== REQUIRED WORK ==
Which lines of the listing below contain the word "country"? Return them.

==== SUPPLIED INFORMATION ====

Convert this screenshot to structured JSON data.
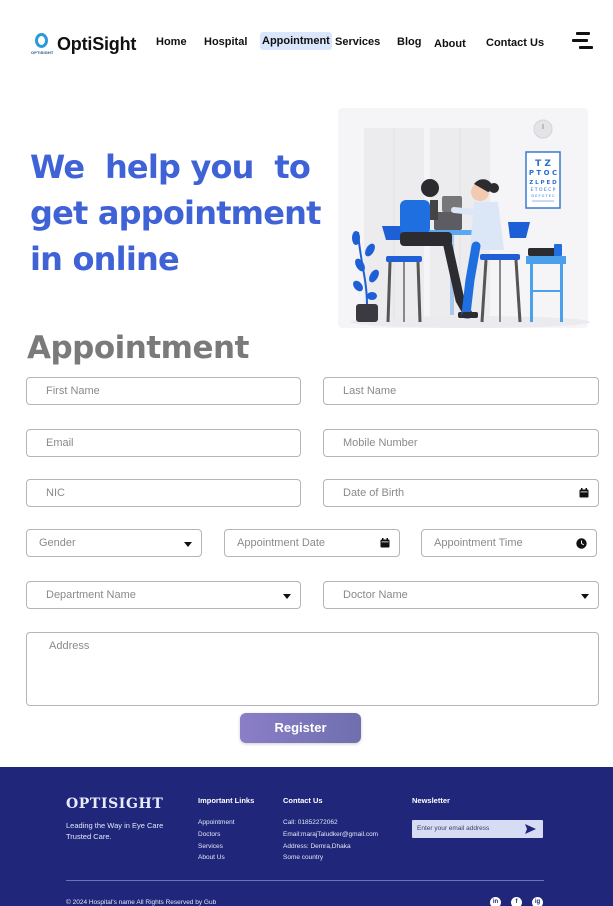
{
  "header": {
    "logo_text": "OptiSight",
    "logo_subtext": "OPTISIGHT",
    "nav": [
      {
        "label": "Home"
      },
      {
        "label": "Hospital"
      },
      {
        "label": "Appointment"
      },
      {
        "label": "Services"
      },
      {
        "label": "Blog"
      },
      {
        "label": "About"
      },
      {
        "label": "Contact Us"
      }
    ],
    "active_nav": "Appointment",
    "menu_icon": "hamburger-menu-icon"
  },
  "hero": {
    "title_lines": [
      "We  help you  to",
      "get appointment",
      "in online"
    ],
    "illustration": {
      "eye_chart": [
        "T Z",
        "P T O C",
        "Z L P E D",
        "E T O E C P",
        "D E F O T E C"
      ]
    }
  },
  "form": {
    "title": "Appointment",
    "first_name": "First Name",
    "last_name": "Last Name",
    "email": "Email",
    "mobile": "Mobile Number",
    "nic": "NIC",
    "dob": "Date of Birth",
    "gender": "Gender",
    "appointment_date": "Appointment Date",
    "appointment_time": "Appointment Time",
    "department": "Department Name",
    "doctor": "Doctor Name",
    "address": "Address",
    "register_label": "Register"
  },
  "footer": {
    "brand": "OPTISIGHT",
    "tagline": "Leading the Way in Eye Care Trusted Care.",
    "links_title": "Important Links",
    "links": [
      "Appointment",
      "Doctors",
      "Services",
      "About Us"
    ],
    "contact_title": "Contact Us",
    "contact": [
      "Call: 01852272062",
      "Email:marajTaludker@gmail.com",
      "Address: Demra,Dhaka",
      "Some country"
    ],
    "newsletter_title": "Newsletter",
    "newsletter_placeholder": "Enter your email address",
    "copyright": "© 2024 Hospital's name All Rights Reserved by Gub",
    "social": [
      "in",
      "f",
      "ig"
    ]
  },
  "colors": {
    "accent": "#3f63d6",
    "footer_bg": "#20267a",
    "button_start": "#8b7ec8",
    "button_end": "#6f6fae",
    "title_gray": "#7a7a7a"
  }
}
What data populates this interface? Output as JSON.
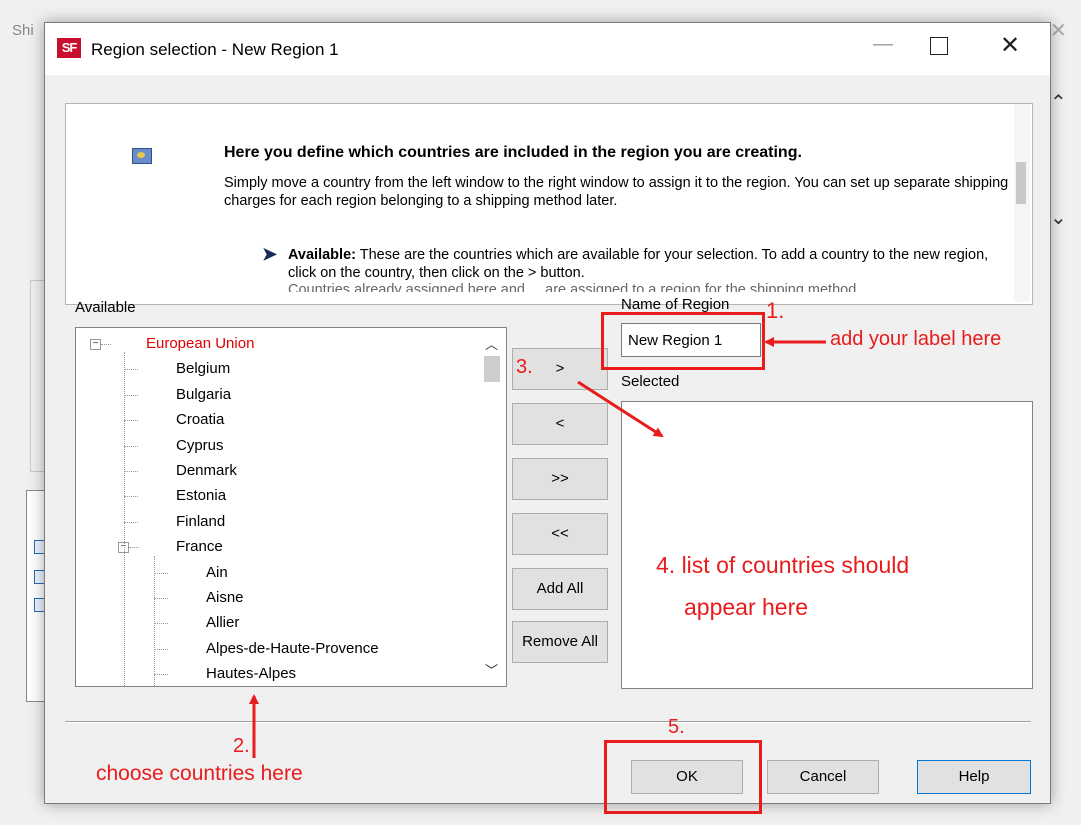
{
  "background_window": {
    "title": "Shi"
  },
  "dialog": {
    "app_icon_text": "SF",
    "title": "Region selection - New Region 1",
    "minimize": "—",
    "close": "✕"
  },
  "info": {
    "heading": "Here you define which countries are included in the region you are creating.",
    "paragraph": "Simply move a country from the left window to the right window to assign it to the region. You can set up separate shipping charges for each region belonging to a shipping method later.",
    "available_bold": "Available:",
    "available_text": " These are the countries which are available for your selection. To add a country to the new region, click on the country, then click on the > button.",
    "cut_line": "Countries already assigned here and ... are assigned to a region for the shipping method."
  },
  "available": {
    "label": "Available",
    "tree": [
      {
        "label": "European Union",
        "level": 0,
        "expanded": true
      },
      {
        "label": "Belgium",
        "level": 1
      },
      {
        "label": "Bulgaria",
        "level": 1
      },
      {
        "label": "Croatia",
        "level": 1
      },
      {
        "label": "Cyprus",
        "level": 1
      },
      {
        "label": "Denmark",
        "level": 1
      },
      {
        "label": "Estonia",
        "level": 1
      },
      {
        "label": "Finland",
        "level": 1
      },
      {
        "label": "France",
        "level": 1,
        "expanded": true
      },
      {
        "label": "Ain",
        "level": 2
      },
      {
        "label": "Aisne",
        "level": 2
      },
      {
        "label": "Allier",
        "level": 2
      },
      {
        "label": "Alpes-de-Haute-Provence",
        "level": 2
      },
      {
        "label": "Hautes-Alpes",
        "level": 2
      }
    ]
  },
  "buttons": {
    "move_right": ">",
    "move_left": "<",
    "move_all_right": ">>",
    "move_all_left": "<<",
    "add_all": "Add All",
    "remove_all": "Remove All",
    "ok": "OK",
    "cancel": "Cancel",
    "help": "Help"
  },
  "region": {
    "name_label": "Name of Region",
    "name_value": "New Region 1",
    "selected_label": "Selected"
  },
  "annotations": {
    "step1": "1.",
    "step1_text": "add your label here",
    "step2": "2.",
    "step2_text": "choose countries here",
    "step3": "3.",
    "step4_line1": "4. list of countries should",
    "step4_line2": "appear here",
    "step5": "5."
  },
  "colors": {
    "annotation": "#e81c1c",
    "european_union": "#e00000",
    "help_border": "#0078d7"
  }
}
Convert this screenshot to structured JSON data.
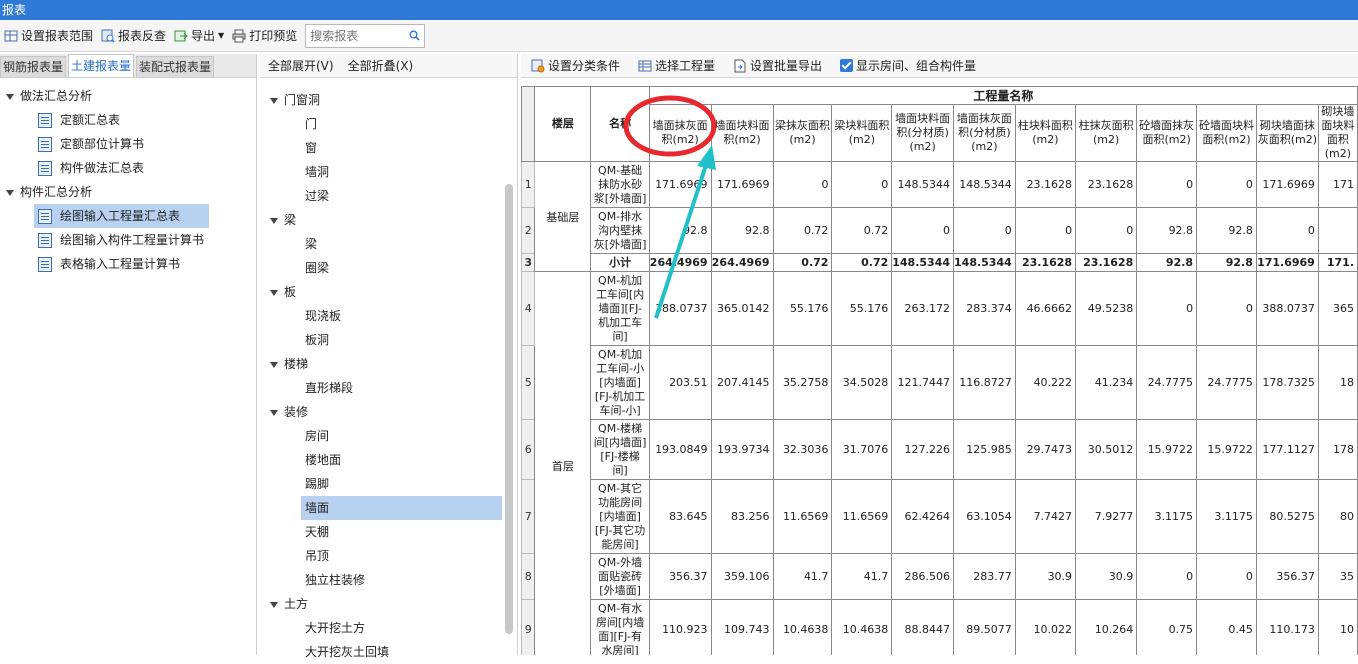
{
  "window": {
    "title": "报表"
  },
  "toolbar": {
    "set_range": "设置报表范围",
    "review": "报表反查",
    "export": "导出",
    "print_preview": "打印预览",
    "search_placeholder": "搜索报表"
  },
  "left_tabs": [
    "钢筋报表量",
    "土建报表量",
    "装配式报表量"
  ],
  "left_tree": {
    "group1": "做法汇总分析",
    "group1_items": [
      "定额汇总表",
      "定额部位计算书",
      "构件做法汇总表"
    ],
    "group2": "构件汇总分析",
    "group2_items": [
      "绘图输入工程量汇总表",
      "绘图输入构件工程量计算书",
      "表格输入工程量计算书"
    ]
  },
  "mid": {
    "expand_all": "全部展开(V)",
    "collapse_all": "全部折叠(X)",
    "tree": [
      {
        "label": "门窗洞",
        "level": 0
      },
      {
        "label": "门",
        "level": 1
      },
      {
        "label": "窗",
        "level": 1
      },
      {
        "label": "墙洞",
        "level": 1
      },
      {
        "label": "过梁",
        "level": 1
      },
      {
        "label": "梁",
        "level": 0
      },
      {
        "label": "梁",
        "level": 1
      },
      {
        "label": "圈梁",
        "level": 1
      },
      {
        "label": "板",
        "level": 0
      },
      {
        "label": "现浇板",
        "level": 1
      },
      {
        "label": "板洞",
        "level": 1
      },
      {
        "label": "楼梯",
        "level": 0
      },
      {
        "label": "直形梯段",
        "level": 1
      },
      {
        "label": "装修",
        "level": 0
      },
      {
        "label": "房间",
        "level": 1
      },
      {
        "label": "楼地面",
        "level": 1
      },
      {
        "label": "踢脚",
        "level": 1
      },
      {
        "label": "墙面",
        "level": 1,
        "selected": true
      },
      {
        "label": "天棚",
        "level": 1
      },
      {
        "label": "吊顶",
        "level": 1
      },
      {
        "label": "独立柱装修",
        "level": 1
      },
      {
        "label": "土方",
        "level": 0
      },
      {
        "label": "大开挖土方",
        "level": 1
      },
      {
        "label": "大开挖灰土回填",
        "level": 1
      }
    ]
  },
  "right_toolbar": {
    "category": "设置分类条件",
    "select_qty": "选择工程量",
    "batch_export": "设置批量导出",
    "show_rooms": "显示房间、组合构件量"
  },
  "table": {
    "floor_header": "楼层",
    "name_header": "名称",
    "group_header": "工程量名称",
    "columns": [
      "墙面抹灰面积(m2)",
      "墙面块料面积(m2)",
      "梁抹灰面积(m2)",
      "梁块料面积(m2)",
      "墙面块料面积(分材质)(m2)",
      "墙面抹灰面积(分材质)(m2)",
      "柱块料面积(m2)",
      "柱抹灰面积(m2)",
      "砼墙面抹灰面积(m2)",
      "砼墙面块料面积(m2)",
      "砌块墙面抹灰面积(m2)",
      "砌块墙面块料面积(m2)"
    ],
    "floors": [
      "基础层",
      "首层"
    ],
    "rows": [
      {
        "no": "1",
        "name": "QM-基础抹防水砂浆[外墙面]",
        "vals": [
          "171.6969",
          "171.6969",
          "0",
          "0",
          "148.5344",
          "148.5344",
          "23.1628",
          "23.1628",
          "0",
          "0",
          "171.6969",
          "171"
        ]
      },
      {
        "no": "2",
        "name": "QM-排水沟内壁抹灰[外墙面]",
        "vals": [
          "92.8",
          "92.8",
          "0.72",
          "0.72",
          "0",
          "0",
          "0",
          "0",
          "92.8",
          "92.8",
          "0",
          ""
        ]
      },
      {
        "no": "3",
        "name": "小计",
        "vals": [
          "264.4969",
          "264.4969",
          "0.72",
          "0.72",
          "148.5344",
          "148.5344",
          "23.1628",
          "23.1628",
          "92.8",
          "92.8",
          "171.6969",
          "171."
        ]
      },
      {
        "no": "4",
        "name": "QM-机加工车间[内墙面][FJ-机加工车间]",
        "vals": [
          "388.0737",
          "365.0142",
          "55.176",
          "55.176",
          "263.172",
          "283.374",
          "46.6662",
          "49.5238",
          "0",
          "0",
          "388.0737",
          "365"
        ]
      },
      {
        "no": "5",
        "name": "QM-机加工车间-小[内墙面][FJ-机加工车间-小]",
        "vals": [
          "203.51",
          "207.4145",
          "35.2758",
          "34.5028",
          "121.7447",
          "116.8727",
          "40.222",
          "41.234",
          "24.7775",
          "24.7775",
          "178.7325",
          "18"
        ]
      },
      {
        "no": "6",
        "name": "QM-楼梯间[内墙面][FJ-楼梯间]",
        "vals": [
          "193.0849",
          "193.9734",
          "32.3036",
          "31.7076",
          "127.226",
          "125.985",
          "29.7473",
          "30.5012",
          "15.9722",
          "15.9722",
          "177.1127",
          "178"
        ]
      },
      {
        "no": "7",
        "name": "QM-其它功能房间[内墙面][FJ-其它功能房间]",
        "vals": [
          "83.645",
          "83.256",
          "11.6569",
          "11.6569",
          "62.4264",
          "63.1054",
          "7.7427",
          "7.9277",
          "3.1175",
          "3.1175",
          "80.5275",
          "80"
        ]
      },
      {
        "no": "8",
        "name": "QM-外墙面贴瓷砖[外墙面]",
        "vals": [
          "356.37",
          "359.106",
          "41.7",
          "41.7",
          "286.506",
          "283.77",
          "30.9",
          "30.9",
          "0",
          "0",
          "356.37",
          "35"
        ]
      },
      {
        "no": "9",
        "name": "QM-有水房间[内墙面][FJ-有水房间]",
        "vals": [
          "110.923",
          "109.743",
          "10.4638",
          "10.4638",
          "88.8447",
          "89.5077",
          "10.022",
          "10.264",
          "0.75",
          "0.45",
          "110.173",
          "10"
        ]
      }
    ]
  },
  "annotation": {
    "color": "#e8282e",
    "arrow_color": "#1fc0c7"
  }
}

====

== REPLY TO THE TASK ==
      "Some country"
    "paragraph": "Simply move a country from the left window to the right window to assign it to the region. You can set up separate shipping charges for each region belonging to a shipping method later.",
    "available_text": " These are the countries which are available for your selection. To add a country to the new region, click on the country, then click on the > button.",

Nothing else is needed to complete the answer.